Tagging this one Startups because that’s what Greg is talking about, but the principle applies to any and all systems, including software systems.
A nice, long list of online projects, what they do, and how much revenue they’re generating on a monthly basis. Maybe one of these will inspire you to create something similar in a different niche, or to finish up and ship that side project you’ve got 90% of the way there. 😉
Sam Altman shared an interesting post last week about hard startups. I think some of the wisdom shared could be expanded to starting a side project or a successful open source project. Let me give a terse example…
I remember when Instagram started to get really popular—it felt like you couldn’t go a day without hearing about another photo sharing startup. That year, probably over 1,000 photo sharing startups were funded, while there were fewer than ten nuclear fusion startups in existence.
Here’s my favorite wisdom shared by Sam — because it’s easy to start, but hard to remain committed and finish.

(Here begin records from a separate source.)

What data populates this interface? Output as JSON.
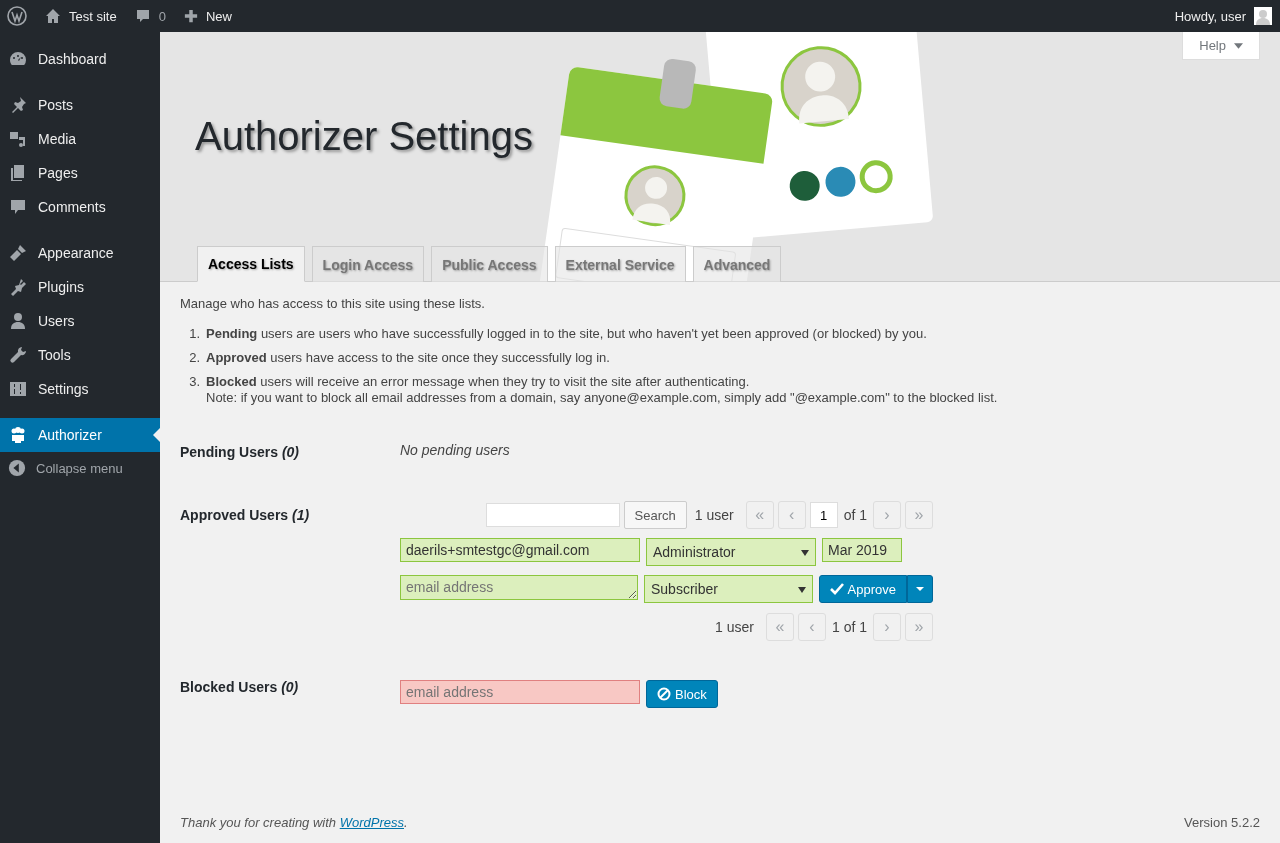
{
  "admin_bar": {
    "site": "Test site",
    "comments": "0",
    "new": "New",
    "greeting": "Howdy, user"
  },
  "sidebar": {
    "groups": [
      {
        "items": [
          {
            "label": "Dashboard",
            "selected": false
          }
        ]
      },
      {
        "items": [
          {
            "label": "Posts",
            "selected": false
          },
          {
            "label": "Media",
            "selected": false
          },
          {
            "label": "Pages",
            "selected": false
          },
          {
            "label": "Comments",
            "selected": false
          }
        ]
      },
      {
        "items": [
          {
            "label": "Appearance",
            "selected": false
          },
          {
            "label": "Plugins",
            "selected": false
          },
          {
            "label": "Users",
            "selected": false
          },
          {
            "label": "Tools",
            "selected": false
          },
          {
            "label": "Settings",
            "selected": false
          }
        ]
      },
      {
        "items": [
          {
            "label": "Authorizer",
            "selected": true
          }
        ]
      }
    ],
    "collapse": "Collapse menu"
  },
  "help": "Help",
  "page_title": "Authorizer Settings",
  "tabs": [
    {
      "label": "Access Lists",
      "selected": true
    },
    {
      "label": "Login Access",
      "selected": false
    },
    {
      "label": "Public Access",
      "selected": false
    },
    {
      "label": "External Service",
      "selected": false
    },
    {
      "label": "Advanced",
      "selected": false
    }
  ],
  "intro": "Manage who has access to this site using these lists.",
  "rules": [
    {
      "number": "1.",
      "text": "**Pending** users are users who have successfully logged in to the site, but who haven't yet been approved (or blocked) by you."
    },
    {
      "number": "2.",
      "text": "**Approved** users have access to the site once they successfully log in."
    },
    {
      "number": "3.",
      "text": "**Blocked** users will receive an error message when they try to visit the site after authenticating.",
      "note": "Note: if you want to block all email addresses from a domain, say anyone@example.com, simply add \"@example.com\" to the blocked list."
    }
  ],
  "pending": {
    "label": "Pending Users *(0)*",
    "empty": "No pending users"
  },
  "approved": {
    "label": "Approved Users *(1)*",
    "search_button": "Search",
    "count": "1 user",
    "pager": {
      "first": {
        "label": "«",
        "disabled": true
      },
      "prev": {
        "label": "‹",
        "disabled": true
      },
      "page": "1",
      "of": "of 1",
      "next": {
        "label": "›",
        "disabled": true
      },
      "last": {
        "label": "»",
        "disabled": true
      }
    },
    "users": [
      {
        "email": "daerils+smtestgc@gmail.com",
        "role": "Administrator",
        "date": "Mar 2019"
      }
    ],
    "new_user": {
      "placeholder": "email address",
      "role": "Subscriber",
      "button": "Approve"
    },
    "bottom_count": "1 user",
    "bottom_pager": {
      "first": {
        "label": "«",
        "disabled": true
      },
      "prev": {
        "label": "‹",
        "disabled": true
      },
      "page_text": "1 of 1",
      "next": {
        "label": "›",
        "disabled": true
      },
      "last": {
        "label": "»",
        "disabled": true
      }
    }
  },
  "blocked": {
    "label": "Blocked Users *(0)*",
    "placeholder": "email address",
    "button": "Block"
  },
  "footer": {
    "before": "Thank you for creating with ",
    "link": "WordPress",
    "after": ".",
    "version": "Version 5.2.2"
  }
}
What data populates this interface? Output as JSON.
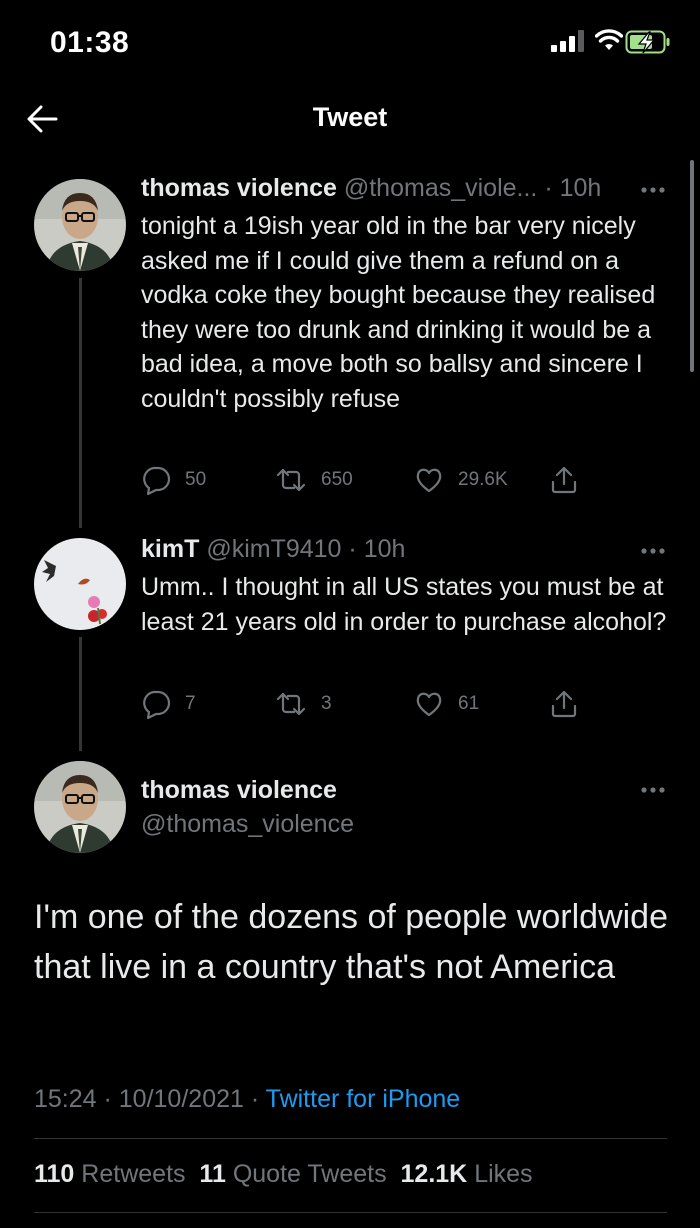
{
  "status_bar": {
    "time": "01:38"
  },
  "header": {
    "title": "Tweet"
  },
  "tweet1": {
    "name": "thomas violence",
    "handle": "@thomas_viole...",
    "time": "· 10h",
    "text": "tonight a 19ish year old in the bar very nicely asked me if I could give them a refund on a vodka coke they bought because they realised they were too drunk and drinking it would be a bad idea, a move both so ballsy and sincere I couldn't possibly refuse",
    "replies": "50",
    "retweets": "650",
    "likes": "29.6K"
  },
  "tweet2": {
    "name": "kimT",
    "handle": "@kimT9410",
    "time": "· 10h",
    "text": "Umm.. I thought in all US states you must be at least 21 years old in order to purchase alcohol?",
    "replies": "7",
    "retweets": "3",
    "likes": "61"
  },
  "main_tweet": {
    "name": "thomas violence",
    "handle": "@thomas_violence",
    "text": "I'm one of the dozens of people worldwide that live in a country that's not America",
    "timestamp": "15:24 · 10/10/2021 ·",
    "source": "Twitter for iPhone",
    "retweets_count": "110",
    "retweets_label": "Retweets",
    "quotes_count": "11",
    "quotes_label": "Quote Tweets",
    "likes_count": "12.1K",
    "likes_label": "Likes"
  },
  "colors": {
    "background": "#000000",
    "accent": "#1d9bf0",
    "muted": "#71767b",
    "text": "#e7e9ea"
  },
  "icons": [
    "back-arrow-icon",
    "more-icon",
    "reply-icon",
    "retweet-icon",
    "like-icon",
    "share-icon"
  ]
}
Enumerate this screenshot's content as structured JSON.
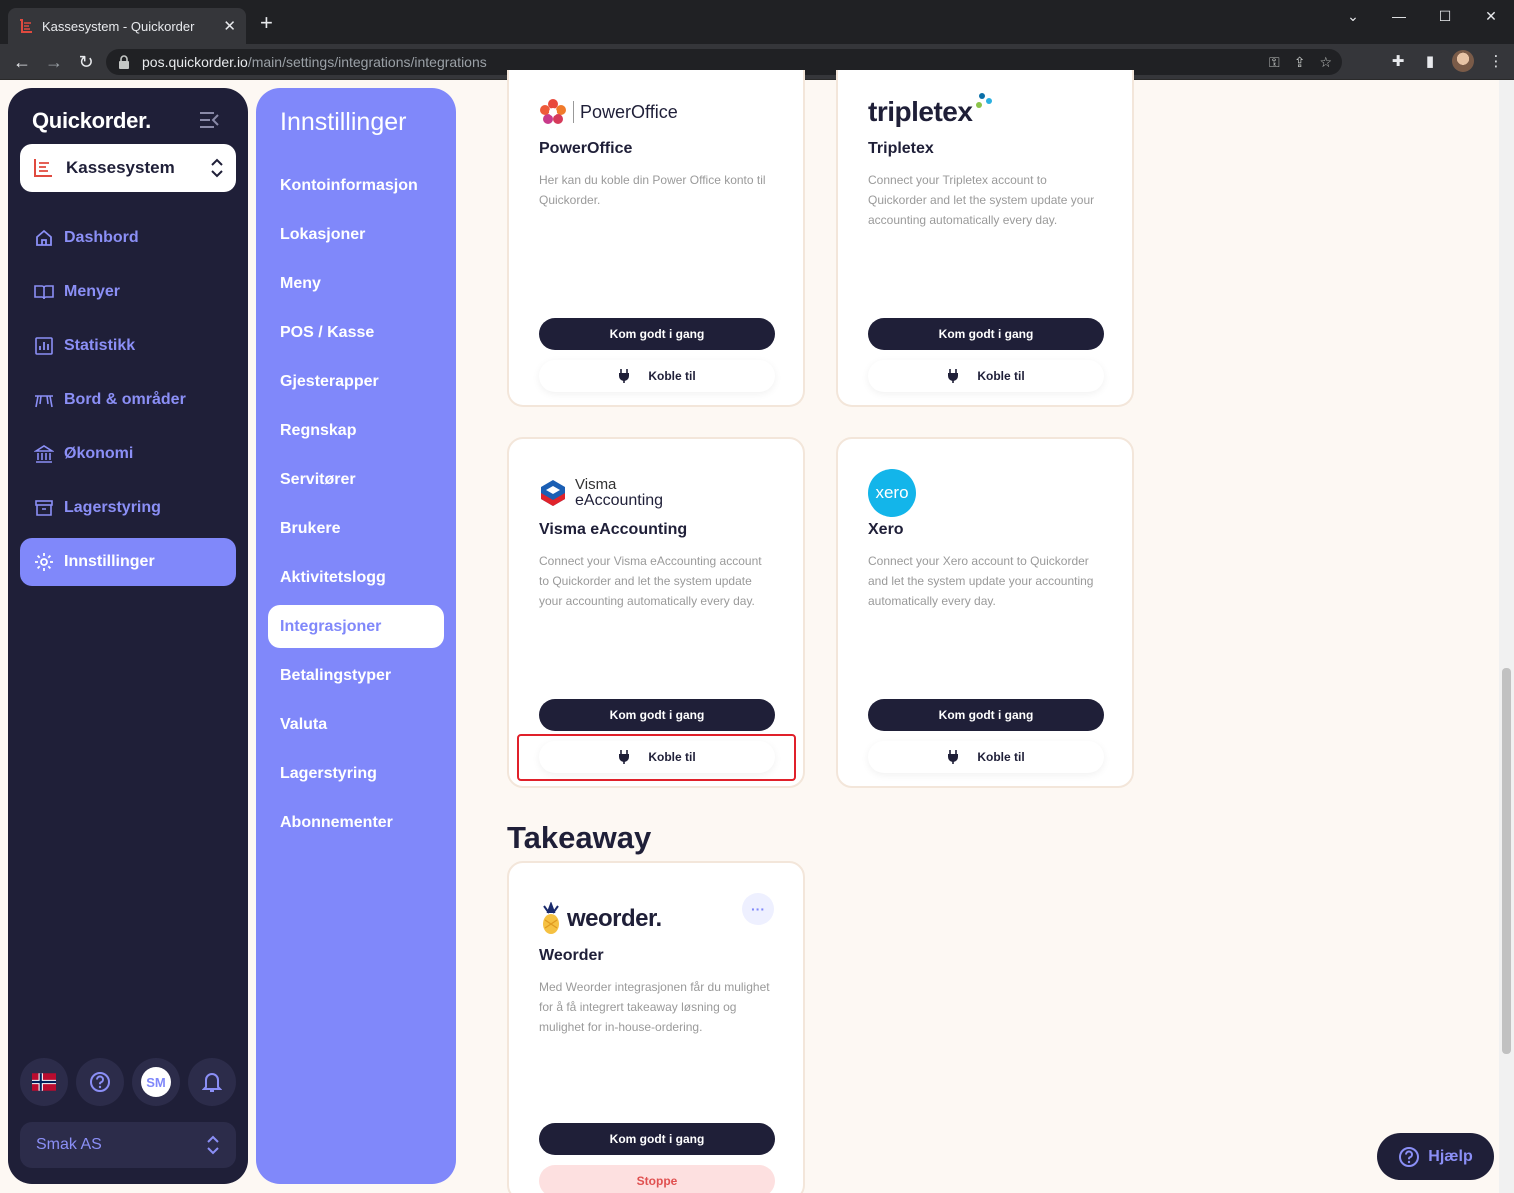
{
  "browser": {
    "tab_title": "Kassesystem - Quickorder",
    "url_host": "pos.quickorder.io",
    "url_path": "/main/settings/integrations/integrations"
  },
  "left_nav": {
    "brand": "Quickorder.",
    "app_select": "Kassesystem",
    "items": [
      {
        "label": "Dashbord",
        "icon": "home-icon"
      },
      {
        "label": "Menyer",
        "icon": "book-icon"
      },
      {
        "label": "Statistikk",
        "icon": "chart-icon"
      },
      {
        "label": "Bord & områder",
        "icon": "table-icon"
      },
      {
        "label": "Økonomi",
        "icon": "bank-icon"
      },
      {
        "label": "Lagerstyring",
        "icon": "archive-icon"
      },
      {
        "label": "Innstillinger",
        "icon": "gear-icon",
        "active": true
      }
    ],
    "user_initials": "SM",
    "company": "Smak AS"
  },
  "settings_nav": {
    "title": "Innstillinger",
    "items": [
      "Kontoinformasjon",
      "Lokasjoner",
      "Meny",
      "POS / Kasse",
      "Gjesterapper",
      "Regnskap",
      "Servitører",
      "Brukere",
      "Aktivitetslogg",
      "Integrasjoner",
      "Betalingstyper",
      "Valuta",
      "Lagerstyring",
      "Abonnementer"
    ],
    "active": "Integrasjoner"
  },
  "cards": {
    "poweroffice": {
      "logo_text": "PowerOffice",
      "title": "PowerOffice",
      "desc": "Her kan du koble din Power Office konto til Quickorder.",
      "primary": "Kom godt i gang",
      "secondary": "Koble til"
    },
    "tripletex": {
      "logo_text": "tripletex",
      "title": "Tripletex",
      "desc": "Connect your Tripletex account to Quickorder and let the system update your accounting automatically every day.",
      "primary": "Kom godt i gang",
      "secondary": "Koble til"
    },
    "visma": {
      "logo_line1": "Visma",
      "logo_line2": "eAccounting",
      "title": "Visma eAccounting",
      "desc": "Connect your Visma eAccounting account to Quickorder and let the system update your accounting automatically every day.",
      "primary": "Kom godt i gang",
      "secondary": "Koble til"
    },
    "xero": {
      "logo_text": "xero",
      "title": "Xero",
      "desc": "Connect your Xero account to Quickorder and let the system update your accounting automatically every day.",
      "primary": "Kom godt i gang",
      "secondary": "Koble til"
    },
    "weorder": {
      "logo_text": "weorder.",
      "title": "Weorder",
      "desc": "Med Weorder integrasjonen får du mulighet for å få integrert takeaway løsning og mulighet for in-house-ordering.",
      "primary": "Kom godt i gang",
      "stop": "Stoppe",
      "more": "···"
    }
  },
  "sections": {
    "takeaway": "Takeaway"
  },
  "help": "Hjælp",
  "colors": {
    "dark": "#1f1f38",
    "accent": "#8088fa",
    "highlight": "#e0202a"
  }
}
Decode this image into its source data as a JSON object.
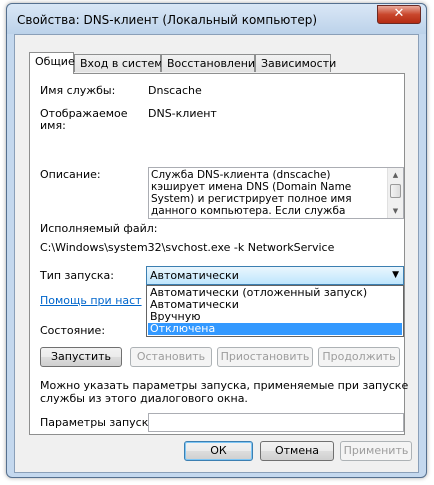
{
  "window": {
    "title": "Свойства: DNS-клиент (Локальный компьютер)",
    "close_glyph": "✕"
  },
  "tabs": [
    {
      "label": "Общие",
      "active": true
    },
    {
      "label": "Вход в систему",
      "active": false
    },
    {
      "label": "Восстановление",
      "active": false
    },
    {
      "label": "Зависимости",
      "active": false
    }
  ],
  "general": {
    "service_name_label": "Имя службы:",
    "service_name_value": "Dnscache",
    "display_name_label_line1": "Отображаемое",
    "display_name_label_line2": "имя:",
    "display_name_value": "DNS-клиент",
    "description_label": "Описание:",
    "description_text": "Служба DNS-клиента (dnscache) кэширует имена DNS (Domain Name System) и регистрирует полное имя данного компьютера. Если служба остановлена, разрешение имен",
    "exe_label": "Исполняемый файл:",
    "exe_path": "C:\\Windows\\system32\\svchost.exe -k NetworkService",
    "startup_type_label": "Тип запуска:",
    "startup_type_selected": "Автоматически",
    "startup_options": [
      "Автоматически (отложенный запуск)",
      "Автоматически",
      "Вручную",
      "Отключена"
    ],
    "startup_highlighted_index": 3,
    "help_link": "Помощь при наст",
    "status_label": "Состояние:",
    "buttons": {
      "start": "Запустить",
      "stop": "Остановить",
      "pause": "Приостановить",
      "resume": "Продолжить"
    },
    "hint_line1": "Можно указать параметры запуска, применяемые при запуске",
    "hint_line2": "службы из этого диалогового окна.",
    "params_label": "Параметры запуска:",
    "params_value": ""
  },
  "footer": {
    "ok": "ОК",
    "cancel": "Отмена",
    "apply": "Применить"
  },
  "icons": {
    "dropdown_arrow": "▼",
    "scroll_up": "▲",
    "scroll_down": "▼"
  }
}
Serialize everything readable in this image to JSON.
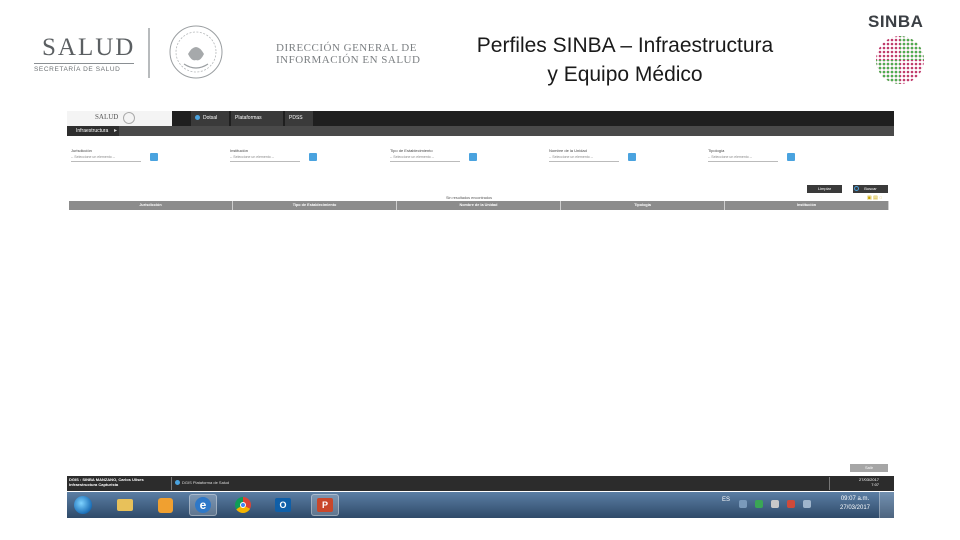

Be willing to make a very long-term commitment to what you’re doing. Most people aren’t, which is part of the reason they pick “easy” startups. In a world of compounding advantages where most people are operating on a 3 year timeframe and you’re operating on a 10 year timeframe, you’ll have a very large edge.
Rules is a catchy/harsh way to position these, but there’s a lot of lessons to be learned by putting some thought into what he’s saying.
Over the last 5 years of bootstrapping, I’ve tried a lot of things, and discovered there are many ways to create hassle for yourself that wastes time and energy and distracts you from building value in your business… If you want to absolutely minimize hassle as you run your software business, you can stick to each one of these rules, which I present in no particular order.
Here’s a sampler:
- Rule #1: Recurring revenue is the way to go
- Rule #7: Choose simple, boring technology
- Rule #14: Don’t take in any investors
Two years ago, I quit my developer job at Google to build my own software business. A year later, I posted an update about my finances, happiness, and lessons learned. Today marks the end of my second year, so it’s time for another update.
This is a deep dive into all that Michael is doing to make more money then he spends (not quite there yet, but looking like soon). I’m impressed by how he frugally he lives and how hard he works in an effort to live the kind of life he wants to live.
Andreessen Horowitz’ Peter Levine and Jennifer Li lay out a venture capitalist’s view of the open source world. This is a deep, insightful analysis of the complicated and exciting world we operate in.
YC touches so many companies that it is in effect an index on the entire early stage venture capital industry, like the Dow Jones Industrial Average for public stocks.
Lots to ponder in this post. Developer tools, AI, education, and health care are all trending right now in YC investment while hardware and fintech sectors are slowing.
Open source is not a business model, but there sure are a lot of businesses running on open source these days. This is a quick round-up post of Opensource.com’s top 5 articles on the topic for 2019.